Some of these initiatives were sparked by the findings of the Rural Economic Development Committee, formed last year to focus on enhancing the commercial aspects of agriculture. Yes, commercial. When people put their land in enterprise use, it is far less likely to sprout a crop of houses.

Agribusinesses provide jobs, generate tax revenue, and tread gently on the land. Ideally, they go hand in hand with soil, water, and natural resource conservation.

Designating the majority of the county “rural enhancement” gives decision makers justification for denying intense land use in certain places.
The “village concept” that has been the foundation of the last few Comp Plans seeks to concentrate growth, especially commercial development, in places like Centerville, that have public water and sewer to support high density uses.

A concurrent matter under consideration by the Supervisors and Planning Commission is multifamily and mixed use zoning. Currently, the only sanctioned apartments in Goochland exist in the Retreat opposite the Wawa on Broad Street Road.

Opponents of high density housing fear that the county will be overrun with apartments and our schools inundated with new students. This is a valid concern. However, given the small portion of the county served by the public water and sewer than make high density housing possible, the threat is manageable.

Given the higher cost of housing in Goochland, we do need some starter living options to help our young people who grew up here stay in the county for cultural continuity.

Residential rezoning applications must include a fiscal impact statement that projects the need for additional county services and offers mitigation strategies.

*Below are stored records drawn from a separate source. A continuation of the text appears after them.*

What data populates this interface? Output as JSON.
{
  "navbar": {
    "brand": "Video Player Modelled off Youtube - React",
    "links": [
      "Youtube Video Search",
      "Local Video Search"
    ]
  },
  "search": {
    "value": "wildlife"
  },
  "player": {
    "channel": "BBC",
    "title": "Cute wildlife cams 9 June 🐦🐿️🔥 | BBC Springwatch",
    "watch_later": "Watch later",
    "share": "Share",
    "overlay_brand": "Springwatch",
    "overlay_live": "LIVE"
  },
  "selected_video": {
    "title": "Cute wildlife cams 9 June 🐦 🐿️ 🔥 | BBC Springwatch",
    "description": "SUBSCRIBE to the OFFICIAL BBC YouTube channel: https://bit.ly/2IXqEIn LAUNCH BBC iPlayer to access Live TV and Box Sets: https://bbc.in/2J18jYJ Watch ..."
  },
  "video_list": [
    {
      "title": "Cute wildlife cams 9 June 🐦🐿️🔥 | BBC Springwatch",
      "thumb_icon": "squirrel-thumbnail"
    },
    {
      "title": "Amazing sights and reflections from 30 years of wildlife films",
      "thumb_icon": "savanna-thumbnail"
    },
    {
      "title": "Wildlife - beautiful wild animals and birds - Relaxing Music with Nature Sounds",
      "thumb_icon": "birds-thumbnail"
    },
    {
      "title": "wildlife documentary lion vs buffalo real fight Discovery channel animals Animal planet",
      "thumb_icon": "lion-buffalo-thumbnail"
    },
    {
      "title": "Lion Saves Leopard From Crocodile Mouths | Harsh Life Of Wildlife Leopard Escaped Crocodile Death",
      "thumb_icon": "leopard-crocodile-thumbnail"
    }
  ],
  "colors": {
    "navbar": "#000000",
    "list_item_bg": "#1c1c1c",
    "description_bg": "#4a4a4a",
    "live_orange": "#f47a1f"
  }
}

The villages will not be theme park renditions of Christmas card New England towns. However, they should be as aesthetically pleasing as possible while providing services to the surrounding population.

Development is driven and funded by private dollars reacting to market forces. People disparage the fast food and other “downscale” businesses in Centerville. They overlook the fact that these establishments provide goods and services, pay taxes, and support the community. They located in Centerville because they saw an opportunity and risked their money. Fast food venues also offer job opportunities to our young people.

The variety of viewpoints on issues is what makes Goochland a vibrant community, where citizens care about what happens here. Pay attention, stay engaged in the process.